How soon after your diagnosis did you start treatment? And was it something that you were scared to start?
No, I wasn’t scared to start, but my doctors had told me that I was pretty healthy and that they wouldn’t start meds right away. I didn’t really start meds until probably four years after. And the thing is that I was very, very irresponsible about taking my meds. It was just really hard. That was definitely a real lifestyle change for me.
Adhering to the medication?
Yes. Taking it all the time. The problem was that it took a really long time for my doctor to find a plan that worked for me. Things that weren’t — I feel like sometimes it was hurting me more than helping me.
What were some of the side effects you had experienced?
It probably ran the gamut of everything. I had sleep issues, whether I was sleepy all the time or I couldn’t sleep. I had crazy, like, mental — I don’t know — I can’t even describe it. Like, weirdness in my head about certain things. Physically, I would wake up and I’d just feel different. I just had never been on something so strong before and [I felt] that my body was probably in some way rejecting the medicine.
So it took a while for your doctor to find the right combination for you?
Yes, it took quite a long time. In the last couple of years, I ended up in the hospital with complications from the HIV. That’s how sick I got. I was in the hospital twice with pneumonia, two separate times, for a year-and-a-half period. [By that point] my numbers really, really dropped. That’s when they really started giving me care.
The thing about it is that I’m an artist. I don’t have a job where I get insurance, so it’s really hard to find the best treatment. So I was relying on state-funded treatment and doctors and this and that. You know, I really appreciate and I’m grateful for all the help I received, but in a lot of ways, it was to the point where I was basically dying to really get a fire lit and find something that was going to work for me.
It’s a really great point that you’re bringing up. How can we keep people healthy longer without their numbers dropping? That has to take a passion from health care providers as well to be more on top of it and aggressive.
Which is sad, because it shouldn’t take for people to be sick and sicker.

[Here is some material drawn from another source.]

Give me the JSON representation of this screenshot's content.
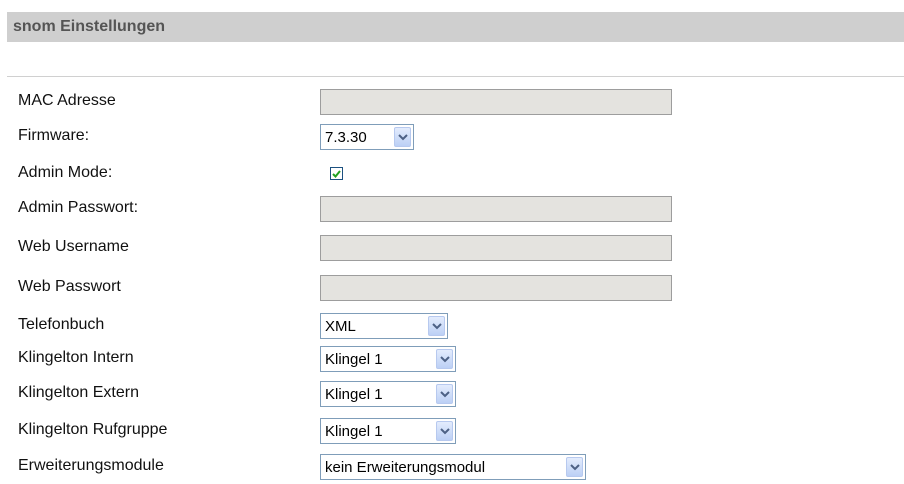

When you were in the hospital, what were you thinking?
The first time I was in the hospital, I was still hiding the secret and living with it. I was scared. Then that turned into depression. And I think the reason why I ended up in the hospital a second time was because I was just in a really low place. Mentally and emotionally, I was at such a low point in my life that I allowed myself to be sick. That’s exactly what happened. So I ended up again in the hospital. That was really bad. I think the last time I was in the hospital I was in the hospital over Christmas. So I was almost to the point of giving up. I didn’t even want to try anymore.
Read the rest of this interview on The Body website.